The commission also previously approved nearly $100 million to continue the successful “on-bill financing” program that offers direct loans for building efficiency improvements – such as advanced lighting controls and high-efficiency chillers - at a zero percent interest rate to commercial, institutional, and local government customers. These loans are funded in a similar manner to other efficiency programs (i.e., with funds collected through customer bills versus private capital) and are considered “revolving” as new loans can be made as previous loans are paid back via the utility bill.
What’s new for California?
In today’s decision, the commission approved a number of new efficiency financing pilot programs for all building types, to be facilitated by the state’s Treasury Office. We strongly support the commission’s effort to experiment with new ways to leverage private capital and capture energy savings, especially those program strategies that better reach the often-underserved low and moderate income, multi-family, affordable housing, and small business customers.
The pilot program loans can be used for any of the numerous energy efficient products or services included in the commission-approved efficiency programs (although you don’t have to participate in an efficiency program to be eligible for a loan). If you are a customer of a private utility (like PG&E) you will likely be able to check out the offerings on your utility’s webpage early next year.
The new residential pilot programs will:
- Provide loans for single-family home efficiency improvements and reserve one-third of the residential loan funds for low and moderate income customers;
- Allow residential customers to pay back the loan through a line item on their utility bill (instead of through a traditional separate monthly loan payment);
- Reach the multifamily sector by offering lenders the ability to make loans to owners of multifamily buildings that could be repaid on the master utility bill;
- Offer lenders a “credit enhancement” (which means the program would cover some portion of an unpaid loan in the event the borrower defaults) to entice lenders to make home improvement loans for eligible efficiency measures.
The new non-residential pilot programs will:
- Offer credit enhancements to entice lenders to make loans to small businesses for efficiency upgrades and for equipment leasing;
- Offer commercial customers of all sizes the ability to repay a loan funded by a non-utility entity through the utility bill in the hope of enticing lenders to make such loans to fund efficiency improvements.
How do we continue to scale-up efficiency?
Trying new financing strategies is a great way to give customers additional opportunities to invest in efficiency.
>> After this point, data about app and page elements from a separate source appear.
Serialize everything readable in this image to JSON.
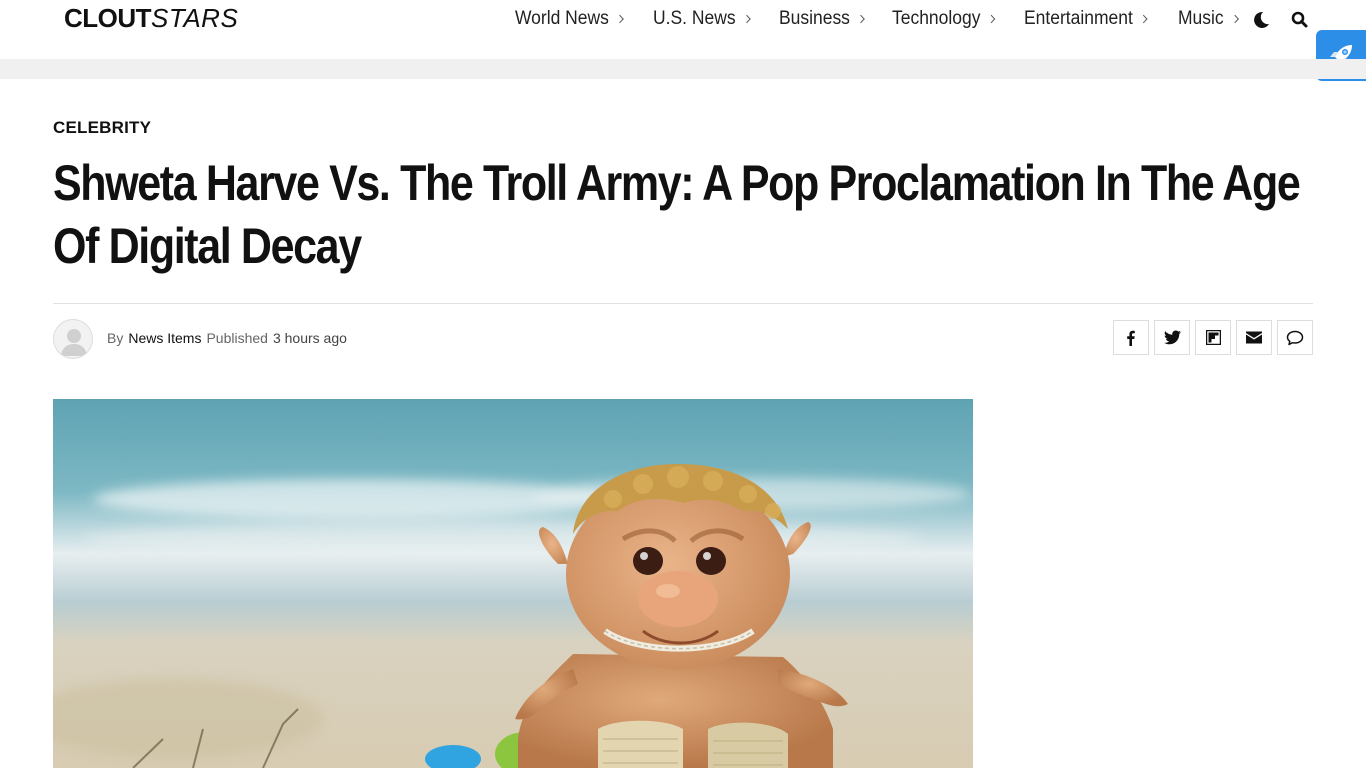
{
  "header": {
    "logo_part1": "CLOUT",
    "logo_part2": "STARS",
    "nav": [
      {
        "label": "World News"
      },
      {
        "label": "U.S. News"
      },
      {
        "label": "Business"
      },
      {
        "label": "Technology"
      },
      {
        "label": "Entertainment"
      },
      {
        "label": "Music"
      }
    ],
    "icons": [
      "moon-icon",
      "search-icon",
      "rocket-icon"
    ]
  },
  "article": {
    "category": "CELEBRITY",
    "title": "Shweta Harve Vs. The Troll Army: A Pop Proclamation In The Age Of Digital Decay",
    "byline": {
      "by_label": "By",
      "author": "News Items",
      "published_label": "Published",
      "time": "3 hours ago"
    },
    "share_icons": [
      "facebook-icon",
      "twitter-icon",
      "flipboard-icon",
      "email-icon",
      "comment-icon"
    ]
  },
  "colors": {
    "rocket_button": "#2d8ee8",
    "header_band": "#f0f0f0",
    "text": "#111111"
  }
}
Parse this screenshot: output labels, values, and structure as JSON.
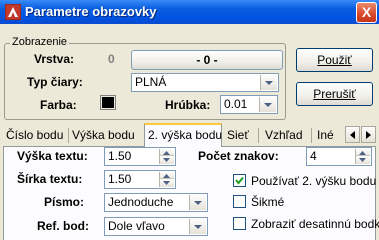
{
  "window": {
    "title": "Parametre obrazovky",
    "close_label": "X"
  },
  "group": {
    "legend": "Zobrazenie",
    "layer_label": "Vrstva:",
    "layer_value": "0",
    "layer_name": "- 0 -",
    "line_type_label": "Typ čiary:",
    "line_type_value": "PLNÁ",
    "color_label": "Farba:",
    "color_hex": "#000000",
    "thickness_label": "Hrúbka:",
    "thickness_value": "0.01"
  },
  "buttons": {
    "apply": "Použiť",
    "cancel": "Prerušiť"
  },
  "tabs": [
    {
      "label": "Číslo bodu"
    },
    {
      "label": "Výška bodu"
    },
    {
      "label": "2. výška bodu",
      "active": true
    },
    {
      "label": "Sieť"
    },
    {
      "label": "Vzhľad"
    },
    {
      "label": "Iné"
    }
  ],
  "panel": {
    "text_height_label": "Výška textu:",
    "text_height_value": "1.50",
    "text_width_label": "Šírka textu:",
    "text_width_value": "1.50",
    "font_label": "Písmo:",
    "font_value": "Jednoduche",
    "ref_point_label": "Ref. bod:",
    "ref_point_value": "Dole vľavo",
    "char_count_label": "Počet znakov:",
    "char_count_value": "4",
    "use_second_height_label": "Používať 2. výšku bodu",
    "use_second_height_checked": true,
    "oblique_label": "Šikmé",
    "oblique_checked": false,
    "show_decimal_point_label": "Zobraziť desatinnú bodku",
    "show_decimal_point_checked": false
  },
  "colors": {
    "titlebar": "#0054e3",
    "dialog_bg": "#ece9d8",
    "tab_highlight": "#ffc83c"
  }
}
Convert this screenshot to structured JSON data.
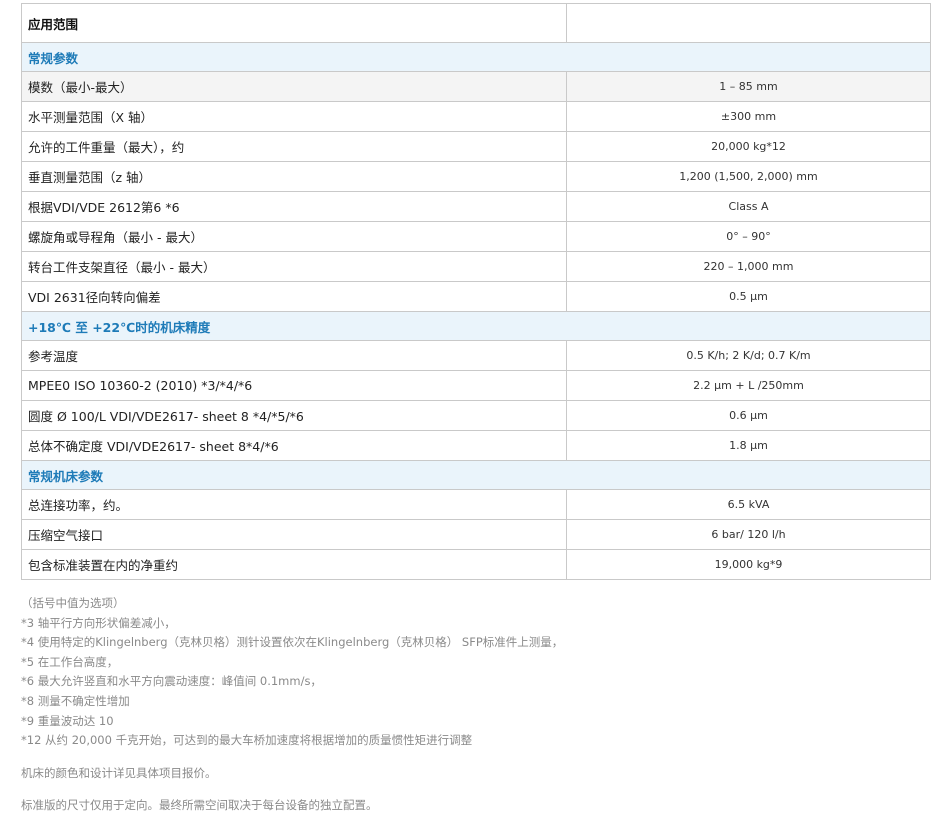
{
  "table": {
    "header": {
      "label": "应用范围",
      "value": ""
    },
    "sections": [
      {
        "title": "常规参数",
        "rows": [
          {
            "label": "模数（最小-最大）",
            "value": "1 – 85 mm"
          },
          {
            "label": "水平测量范围（X 轴）",
            "value": "±300 mm"
          },
          {
            "label": "允许的工件重量（最大），约",
            "value": "20,000 kg*12"
          },
          {
            "label": "垂直测量范围（z 轴）",
            "value": "1,200 (1,500, 2,000) mm"
          },
          {
            "label": "根据VDI/VDE 2612第6 *6",
            "value": "Class A"
          },
          {
            "label": "螺旋角或导程角（最小 - 最大）",
            "value": "0° – 90°"
          },
          {
            "label": "转台工件支架直径（最小 - 最大）",
            "value": "220 – 1,000 mm"
          },
          {
            "label": "VDI 2631径向转向偏差",
            "value": "0.5 µm"
          }
        ]
      },
      {
        "title": "+18℃ 至 +22℃时的机床精度",
        "rows": [
          {
            "label": "参考温度",
            "value": "0.5 K/h; 2 K/d; 0.7 K/m"
          },
          {
            "label": "MPEE0 ISO 10360-2 (2010) *3/*4/*6",
            "value": "2.2 µm + L /250mm"
          },
          {
            "label": "圆度 Ø 100/L VDI/VDE2617- sheet 8 *4/*5/*6",
            "value": "0.6 µm"
          },
          {
            "label": "总体不确定度 VDI/VDE2617- sheet 8*4/*6",
            "value": "1.8 µm"
          }
        ]
      },
      {
        "title": "常规机床参数",
        "rows": [
          {
            "label": "总连接功率，约。",
            "value": "6.5 kVA"
          },
          {
            "label": "压缩空气接口",
            "value": "6 bar/ 120 l/h"
          },
          {
            "label": "包含标准装置在内的净重约",
            "value": "19,000 kg*9"
          }
        ]
      }
    ]
  },
  "notes": [
    "（括号中值为选项）",
    "*3 轴平行方向形状偏差减小，",
    "*4 使用特定的Klingelnberg（克林贝格）测针设置依次在Klingelnberg（克林贝格） SFP标准件上测量，",
    "*5 在工作台高度，",
    "*6 最大允许竖直和水平方向震动速度：峰值间 0.1mm/s，",
    "*8 测量不确定性增加",
    "*9 重量波动达 10",
    "*12 从约 20,000 千克开始，可达到的最大车桥加速度将根据增加的质量惯性矩进行调整"
  ],
  "footer": {
    "color_note": "机床的颜色和设计详见具体项目报价。",
    "dimension_note": "标准版的尺寸仅用于定向。最终所需空间取决于每台设备的独立配置。"
  }
}
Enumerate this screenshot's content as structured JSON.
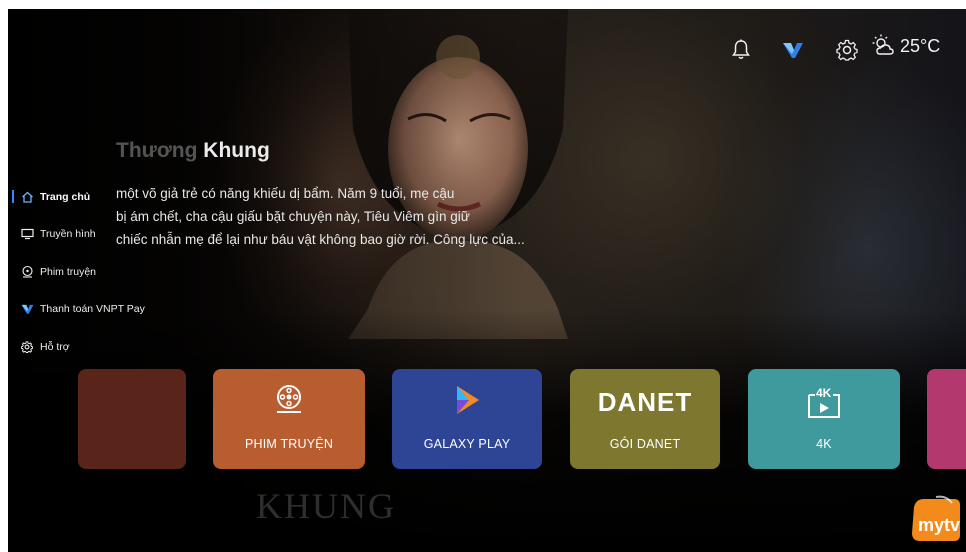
{
  "header": {
    "temperature": "25°C"
  },
  "hero": {
    "title_faded": "Thương",
    "title_main": "Khung",
    "description_lines": [
      "một võ giả trẻ có năng khiếu dị bẩm. Năm 9 tuổi, mẹ cậu",
      "bị ám chết, cha cậu giấu bặt chuyện này, Tiêu Viêm gìn giữ",
      "chiếc nhẫn mẹ để lại như báu vật không bao giờ rời. Công lực của..."
    ],
    "watermark": "KHUNG"
  },
  "sidebar": {
    "items": [
      {
        "label": "Trang chủ",
        "icon": "home-icon",
        "active": true
      },
      {
        "label": "Truyền hình",
        "icon": "tv-icon",
        "active": false
      },
      {
        "label": "Phim truyện",
        "icon": "film-reel-icon",
        "active": false
      },
      {
        "label": "Thanh toán VNPT Pay",
        "icon": "vnpt-pay-icon",
        "active": false
      },
      {
        "label": "Hỗ trợ",
        "icon": "support-gear-icon",
        "active": false
      }
    ]
  },
  "tiles": [
    {
      "label": "",
      "icon": "partial-tile"
    },
    {
      "label": "PHIM TRUYỆN",
      "icon": "film-reel-icon"
    },
    {
      "label": "GALAXY PLAY",
      "icon": "galaxy-play-logo"
    },
    {
      "label": "GÓI DANET",
      "logo_text": "DANET",
      "icon": "danet-logo"
    },
    {
      "label": "4K",
      "badge": "4K",
      "icon": "4k-play-icon"
    },
    {
      "label": "",
      "icon": "partial-tile"
    }
  ],
  "brand": {
    "logo": "mytv-logo",
    "logo_text": "mytv"
  },
  "colors": {
    "accent": "#2e8bff",
    "tile_phim": "#b85d2f",
    "tile_galaxy": "#2e4494",
    "tile_danet": "#7d7730",
    "tile_4k": "#3f9a9e",
    "tile_next": "#b2386e",
    "brand_orange": "#f28a1c"
  }
}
However, financing is only one of many tools in the toolbox to increase efficiency achievements. The success of financing programs will depend in part on customer demand for more efficient services and buildings (meaning if some customers have reasons other than financing for not improving the efficiency of their buildings, the pilot programs won’t help them).
Therefore, we strongly support the Commission in continuing the various complementary programs to drive more efficiency upgrades and advance the market for more efficient products. Programs that incentivize design and construction of highly efficient new buildings, ensure customers see the most efficient option on the shelf at competitive prices, and train the growing workforce to ensure quality energy efficiency installation all support a growing efficiency industry and encourage customer action to reduce energy use.
Where to next?
We look forward to seeing how these new financing pilot programs could be expanded as concepts are “proven out.” We also expect these pilots will help determine how best to recruit private lenders to support scaling-up of efficiency. In the meantime, we hope to work with the Commission, stakeholders, and building owners to continue to strengthen the current successful programs (such as on-bill financing), while learning lessons from the approved innovative pilots.
These and other efficiency policies and programs have saved customers billions of dollars since the 1970s and helped reduce household electricity bills to 25 percent below the national average while avoiding the need for 30 large polluting power plants. Leveraging private funding to increase participation in traditional programs and support customers to reach even deeper energy savings will help all customers lower energy costs, reduce pollution, and support job growth in the local economy.